## GIVEN DATA:
*** Begin section ***

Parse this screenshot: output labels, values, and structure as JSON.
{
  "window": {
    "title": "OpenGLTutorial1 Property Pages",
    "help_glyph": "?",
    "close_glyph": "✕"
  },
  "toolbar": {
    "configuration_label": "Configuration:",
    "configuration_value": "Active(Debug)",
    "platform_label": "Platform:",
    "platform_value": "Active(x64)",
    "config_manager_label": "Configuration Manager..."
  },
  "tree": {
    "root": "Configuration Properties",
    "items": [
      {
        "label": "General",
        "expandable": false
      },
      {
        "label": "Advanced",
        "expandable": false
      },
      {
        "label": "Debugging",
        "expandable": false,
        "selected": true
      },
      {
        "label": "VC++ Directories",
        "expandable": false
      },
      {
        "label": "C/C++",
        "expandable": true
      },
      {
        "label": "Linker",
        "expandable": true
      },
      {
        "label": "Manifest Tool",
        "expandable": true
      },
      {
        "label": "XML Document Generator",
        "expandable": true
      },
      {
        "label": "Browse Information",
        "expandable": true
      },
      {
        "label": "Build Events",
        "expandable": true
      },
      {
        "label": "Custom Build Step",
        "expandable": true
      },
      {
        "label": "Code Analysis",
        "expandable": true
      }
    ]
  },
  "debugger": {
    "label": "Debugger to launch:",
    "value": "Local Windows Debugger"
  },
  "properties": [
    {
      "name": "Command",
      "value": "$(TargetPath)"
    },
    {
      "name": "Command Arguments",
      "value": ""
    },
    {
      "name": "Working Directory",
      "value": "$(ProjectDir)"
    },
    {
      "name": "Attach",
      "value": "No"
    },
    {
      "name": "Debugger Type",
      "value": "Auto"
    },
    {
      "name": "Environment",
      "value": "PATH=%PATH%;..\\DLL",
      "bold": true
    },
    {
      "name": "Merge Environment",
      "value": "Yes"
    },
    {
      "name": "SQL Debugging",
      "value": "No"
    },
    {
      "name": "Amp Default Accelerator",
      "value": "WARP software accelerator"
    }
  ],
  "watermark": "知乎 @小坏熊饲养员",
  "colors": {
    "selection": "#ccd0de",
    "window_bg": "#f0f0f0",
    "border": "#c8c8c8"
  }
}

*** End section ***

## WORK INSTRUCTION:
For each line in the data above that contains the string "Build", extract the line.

## RESPONSE TO THE TASK:
        "label": "Build Events",
        "label": "Custom Build Step",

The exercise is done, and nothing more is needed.